Sufis believe they are practicing ihsan (perfection of worship) as revealed by Gabriel to Muhammad: "Worship and serve Allah as you are seeing Him and while you see Him not yet truly He sees you". Sufis consider themselves as the original true proponents of this pure original form of Islam. Sufism is opposed by Wahhabi and Salafist Muslims. Classical Sufis were characterised by their attachment to dhikr, (a practice of repeating the names of God, often performed after prayers)[19] and asceticism. Etymology[edit] Two origins of the word sufi have been suggested. The Partisans of Ali: A Series Overview. The Origins of the Shia-Sunni Split. Chronology: A History of the Shia-Sunni Split. Safavid dynasty. 40 Maps That Explain The Middle East. Maps can be a powerful tool for understanding the world, particularly the Middle East, a place in many ways shaped by changing political borders and demographics.
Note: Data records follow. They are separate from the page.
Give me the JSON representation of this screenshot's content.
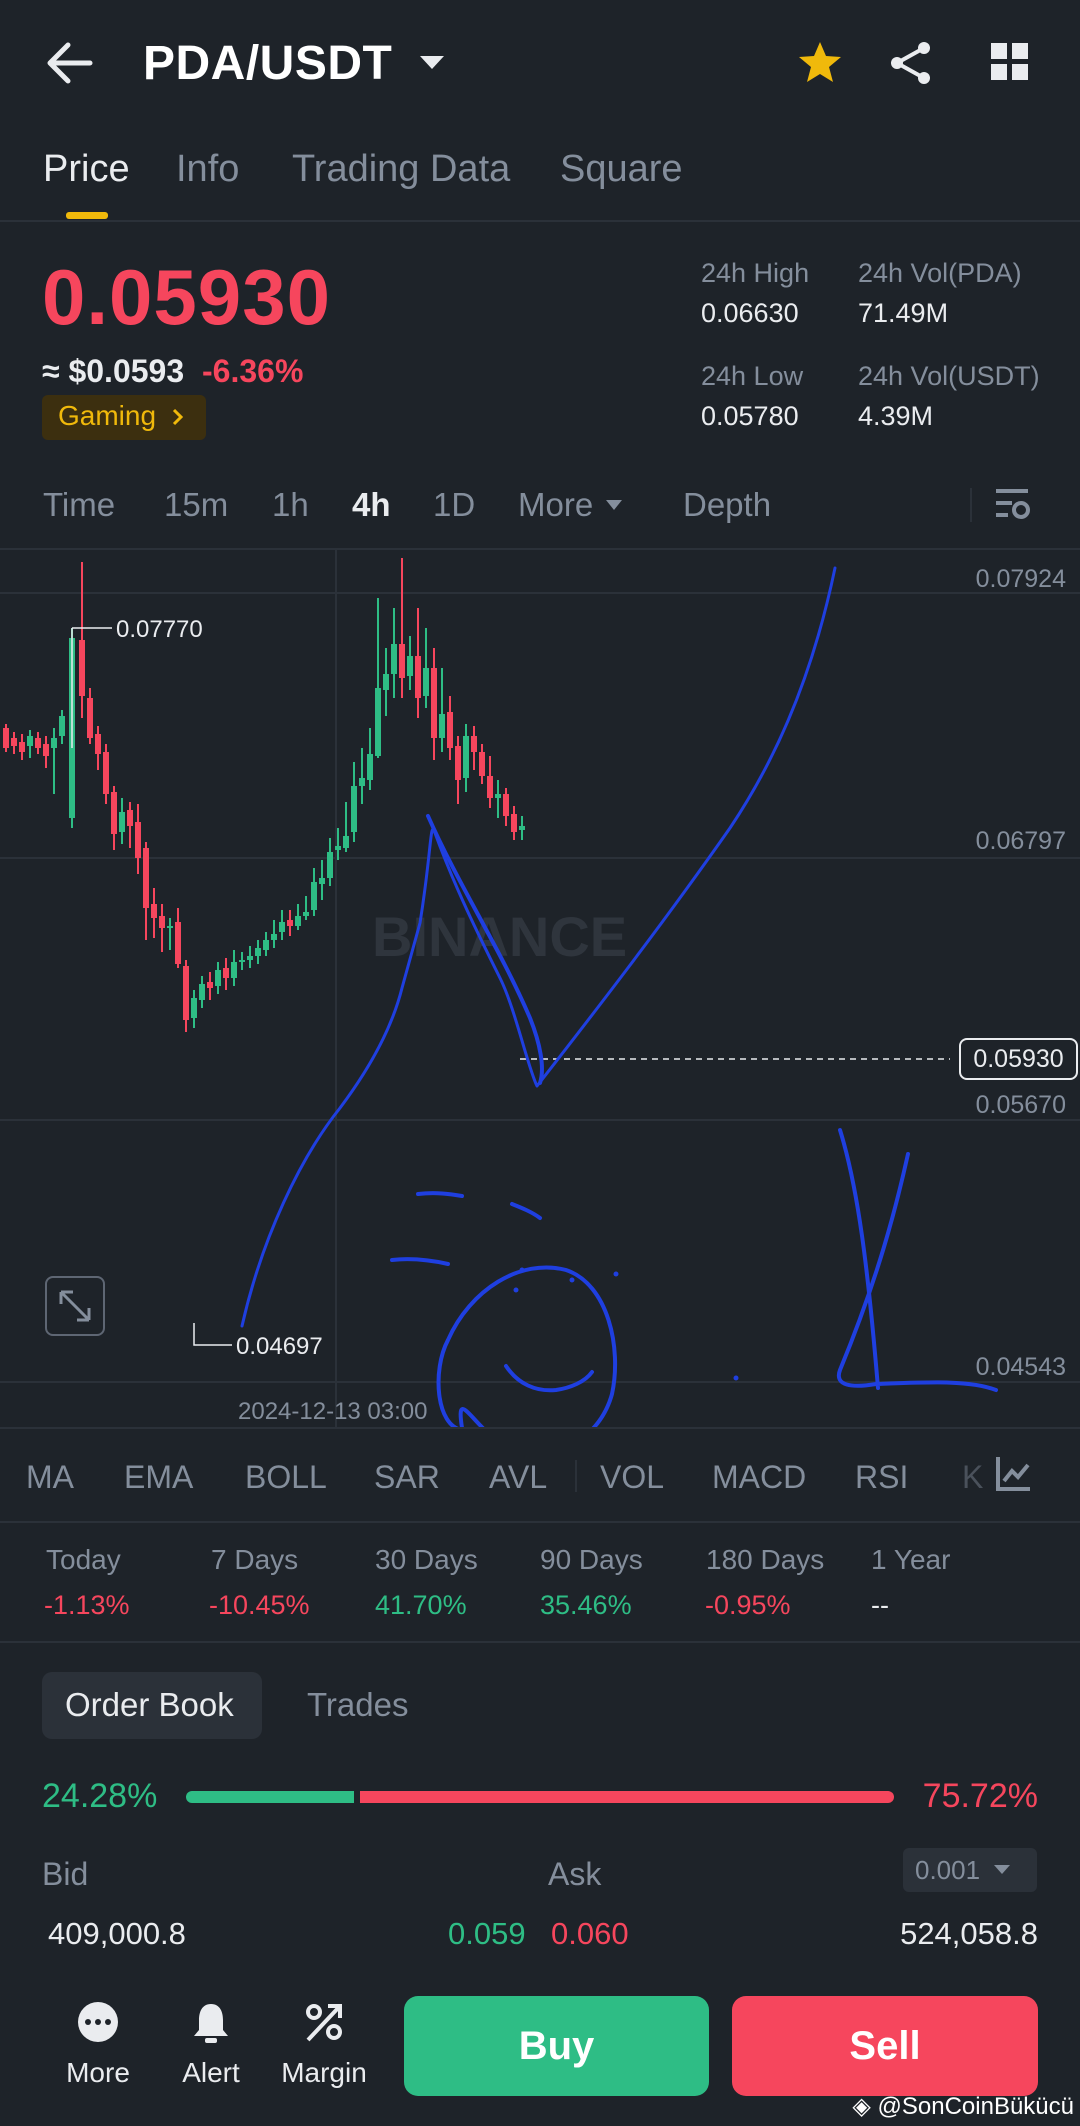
{
  "header": {
    "pair": "PDA/USDT",
    "icons": [
      "back-arrow-icon",
      "chevron-down-icon",
      "star-icon",
      "share-icon",
      "grid-icon"
    ],
    "star_color": "#f0b90b"
  },
  "tabs": [
    {
      "label": "Price",
      "active": true
    },
    {
      "label": "Info"
    },
    {
      "label": "Trading Data"
    },
    {
      "label": "Square"
    }
  ],
  "ticker": {
    "price": "0.05930",
    "approx_usd": "≈ $0.0593",
    "change": "-6.36%",
    "tag": "Gaming",
    "high_label": "24h High",
    "high": "0.06630",
    "low_label": "24h Low",
    "low": "0.05780",
    "vol_pda_label": "24h Vol(PDA)",
    "vol_pda": "71.49M",
    "vol_usdt_label": "24h Vol(USDT)",
    "vol_usdt": "4.39M"
  },
  "intervals": [
    "Time",
    "15m",
    "1h",
    "4h",
    "1D",
    "More",
    "Depth"
  ],
  "active_interval": "4h",
  "chart": {
    "axis_labels": [
      "0.07924",
      "0.06797",
      "0.05670",
      "0.04543"
    ],
    "current_price": "0.05930",
    "max_label": "0.07770",
    "min_label": "0.04697",
    "date_label": "2024-12-13 03:00",
    "watermark": "BINANCE",
    "colors": {
      "up": "#2ebd85",
      "down": "#f6465d",
      "annotation": "#1f3fe0"
    }
  },
  "indicators": [
    "MA",
    "EMA",
    "BOLL",
    "SAR",
    "AVL",
    "VOL",
    "MACD",
    "RSI",
    "K"
  ],
  "performance": [
    {
      "label": "Today",
      "value": "-1.13%",
      "dir": "down"
    },
    {
      "label": "7 Days",
      "value": "-10.45%",
      "dir": "down"
    },
    {
      "label": "30 Days",
      "value": "41.70%",
      "dir": "up"
    },
    {
      "label": "90 Days",
      "value": "35.46%",
      "dir": "up"
    },
    {
      "label": "180 Days",
      "value": "-0.95%",
      "dir": "down"
    },
    {
      "label": "1 Year",
      "value": "--",
      "dir": "flat"
    }
  ],
  "orderbook": {
    "tab_active": "Order Book",
    "tab_other": "Trades",
    "bid_pct": "24.28%",
    "ask_pct": "75.72%",
    "bid_fraction": 0.2428,
    "bid_label": "Bid",
    "ask_label": "Ask",
    "precision": "0.001",
    "bid_qty": "409,000.8",
    "bid_price": "0.059",
    "ask_price": "0.060",
    "ask_qty": "524,058.8"
  },
  "bottom": {
    "more": "More",
    "alert": "Alert",
    "margin": "Margin",
    "buy": "Buy",
    "sell": "Sell",
    "credit": "@SonCoinBükücü"
  }
}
Here are 40 maps crucial for understanding the Middle East — its history, its present, and some of the most important stories in the region today.
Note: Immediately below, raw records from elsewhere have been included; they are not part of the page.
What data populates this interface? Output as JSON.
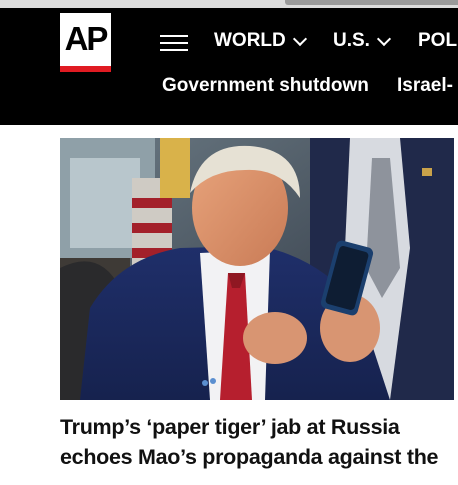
{
  "header": {
    "logo_text": "AP",
    "nav": [
      {
        "label": "WORLD"
      },
      {
        "label": "U.S."
      },
      {
        "label": "POLI"
      }
    ],
    "trending": [
      {
        "label": "Government shutdown"
      },
      {
        "label": "Israel-"
      }
    ]
  },
  "colors": {
    "header_bg": "#000000",
    "logo_red": "#e01b22",
    "headline": "#111111"
  },
  "article": {
    "image_description_icon": "photo",
    "headline": "Trump’s ‘paper tiger’ jab at Russia echoes Mao’s propaganda against the"
  }
}
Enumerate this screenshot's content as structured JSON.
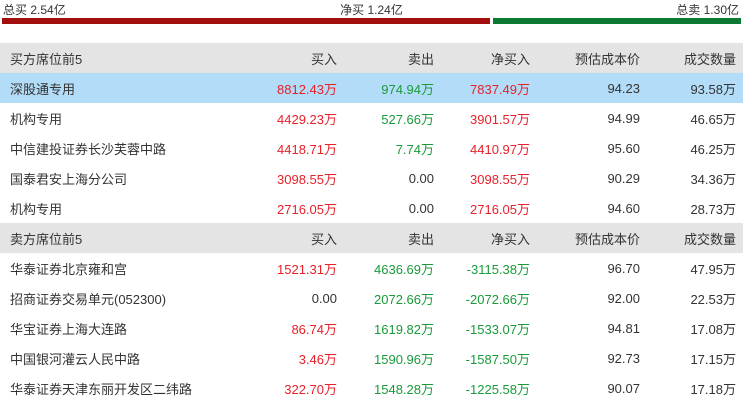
{
  "summary": {
    "total_buy_label": "总买 2.54亿",
    "net_buy_label": "净买 1.24亿",
    "total_sell_label": "总卖 1.30亿",
    "buy_share": 0.661
  },
  "colors": {
    "up": "#e8202a",
    "down": "#1a9a3a",
    "buy_bar": "#a30e0e",
    "sell_bar": "#0d7a33",
    "highlight": "#b2dcf7",
    "header_bg": "#e4e4e4"
  },
  "buyers": {
    "header": [
      "买方席位前5",
      "买入",
      "卖出",
      "净买入",
      "预估成本价",
      "成交数量"
    ],
    "rows": [
      {
        "name": "深股通专用",
        "buy": "8812.43万",
        "buy_color": "red",
        "sell": "974.94万",
        "sell_color": "green",
        "net": "7837.49万",
        "net_color": "red",
        "cost": "94.23",
        "volume": "93.58万",
        "highlight": true
      },
      {
        "name": "机构专用",
        "buy": "4429.23万",
        "buy_color": "red",
        "sell": "527.66万",
        "sell_color": "green",
        "net": "3901.57万",
        "net_color": "red",
        "cost": "94.99",
        "volume": "46.65万",
        "highlight": false
      },
      {
        "name": "中信建投证券长沙芙蓉中路",
        "buy": "4418.71万",
        "buy_color": "red",
        "sell": "7.74万",
        "sell_color": "green",
        "net": "4410.97万",
        "net_color": "red",
        "cost": "95.60",
        "volume": "46.25万",
        "highlight": false
      },
      {
        "name": "国泰君安上海分公司",
        "buy": "3098.55万",
        "buy_color": "red",
        "sell": "0.00",
        "sell_color": "dark",
        "net": "3098.55万",
        "net_color": "red",
        "cost": "90.29",
        "volume": "34.36万",
        "highlight": false
      },
      {
        "name": "机构专用",
        "buy": "2716.05万",
        "buy_color": "red",
        "sell": "0.00",
        "sell_color": "dark",
        "net": "2716.05万",
        "net_color": "red",
        "cost": "94.60",
        "volume": "28.73万",
        "highlight": false
      }
    ]
  },
  "sellers": {
    "header": [
      "卖方席位前5",
      "买入",
      "卖出",
      "净买入",
      "预估成本价",
      "成交数量"
    ],
    "rows": [
      {
        "name": "华泰证券北京雍和宫",
        "buy": "1521.31万",
        "buy_color": "red",
        "sell": "4636.69万",
        "sell_color": "green",
        "net": "-3115.38万",
        "net_color": "green",
        "cost": "96.70",
        "volume": "47.95万",
        "highlight": false
      },
      {
        "name": "招商证券交易单元(052300)",
        "buy": "0.00",
        "buy_color": "dark",
        "sell": "2072.66万",
        "sell_color": "green",
        "net": "-2072.66万",
        "net_color": "green",
        "cost": "92.00",
        "volume": "22.53万",
        "highlight": false
      },
      {
        "name": "华宝证券上海大连路",
        "buy": "86.74万",
        "buy_color": "red",
        "sell": "1619.82万",
        "sell_color": "green",
        "net": "-1533.07万",
        "net_color": "green",
        "cost": "94.81",
        "volume": "17.08万",
        "highlight": false
      },
      {
        "name": "中国银河灌云人民中路",
        "buy": "3.46万",
        "buy_color": "red",
        "sell": "1590.96万",
        "sell_color": "green",
        "net": "-1587.50万",
        "net_color": "green",
        "cost": "92.73",
        "volume": "17.15万",
        "highlight": false
      },
      {
        "name": "华泰证券天津东丽开发区二纬路",
        "buy": "322.70万",
        "buy_color": "red",
        "sell": "1548.28万",
        "sell_color": "green",
        "net": "-1225.58万",
        "net_color": "green",
        "cost": "90.07",
        "volume": "17.18万",
        "highlight": false
      }
    ]
  }
}
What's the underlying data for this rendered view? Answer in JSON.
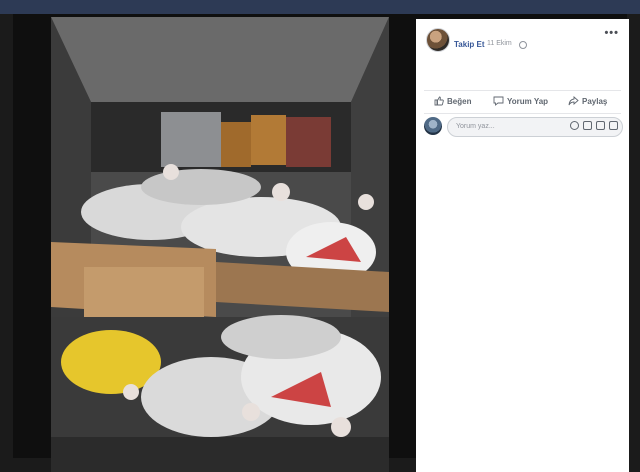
{
  "post": {
    "author": "Takip Et",
    "date": "11 Ekim",
    "more_icon": "ellipsis-icon",
    "privacy_icon": "globe-icon"
  },
  "actions": [
    {
      "label": "Beğen",
      "icon": "thumbs-up-icon"
    },
    {
      "label": "Yorum Yap",
      "icon": "comment-icon"
    },
    {
      "label": "Paylaş",
      "icon": "share-icon"
    }
  ],
  "composer": {
    "placeholder": "Yorum yaz...",
    "icons": [
      "emoji-icon",
      "camera-icon",
      "gif-icon",
      "sticker-icon"
    ]
  },
  "colors": {
    "link": "#385898",
    "muted": "#90949c",
    "topbar": "#2d3a55"
  }
}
Middle East History The fertile crescent, the cradle of civilization The fertile crescent, the cradle of civilizationIf this area wasn't the birthplace of human civilization, it was at least a birthplace of human civilization. Called "the fertile crescent" because of its lush soil, the "crescent" of land mostly includes modern-day Iraq, Syria, Jordan, and Israel-Palestine. (Some definitions also include the Nile River valley in Egypt.) The Middle East today The dialects of Arabic today The dialects of Arabic todayThis map shows the vast extent of the Arabic-speaking world and the linguistic diversity within it.

Israel-Palestine Syria Iran Afghanistan Saudi Arabia and Oil Iraq and Libya. La mort d’Abdallah, monarque équilibriste. LE MONDE | • Mis à jour le | Par Gilles Paris Il devint régent, puis roi, à un âge où beaucoup de ses contemporains se sont déjà retirés des affaires politiques. Longtemps considéré comme un conservateur pur et dur, réticent à ouvrir son pays aux évolutions du monde, Abdallah Ben Abdel Aziz Al-Saoud, mort vendredi 23 janvier à Riyad des suites d’une pneumonie, fut pourtant tout le contraire. Jusqu’à ce que la vieillesse, conjuguée au choc des « printemps arabes », le ramène à une forme d’orthodoxie. Réformateur comme on peut l’être en terre saoudienne, il tenta d’adapter son royaume aux impératifs des temps. Inlassablement, il s’efforça de limiter les bastions institutionnels concédés aux religieux les plus radicaux par son prédécesseur. Il réagit aux attentats du 11 septembre 2001 perpétrés par des kamikazes, dont une majorité était ses sujets, en formulant une offre de paix globale avec Israël.

. « Princes libres » Les débuts politiques d’Abdallah sont assez peu connus. Monarchie attaquée. 9 questions about Saudi Arabia you were too embarrassed to ask. Map of modern Saudi Arabia (Nations Online) Salman bin Abdulaziz al-Saud became king of Saudi Arabia this week on the death of his older brother King Abdullah. When Salman bin Abdulaziz al-Saud was born in 1935, his country was only three years old. The Saudi Arabia of Salman's birth had not yet discovered oil.

The vast majority of its citizens were poor, nomadic or semi-nomadic Bedouin, and would remain that way for decades. Merely crossing the vast, harsh country was considered unsafe or simply impossible. During Salman's lifetime, Saudi Arabia has transformed and it hasn't. The country is as complex as it is little-understood among Americans; here, then, is an attempt to answer some of your most basic questions about Saudi Arabia. 1) What is Saudi Arabia?

US President Franklin Delano Roosevelt, right, meets in 1945 with Saudi King Abdulaziz, who spent decades conquering and unifying Arabian tribes into a country he named for himself. 4) But that was so long ago. At first, yes.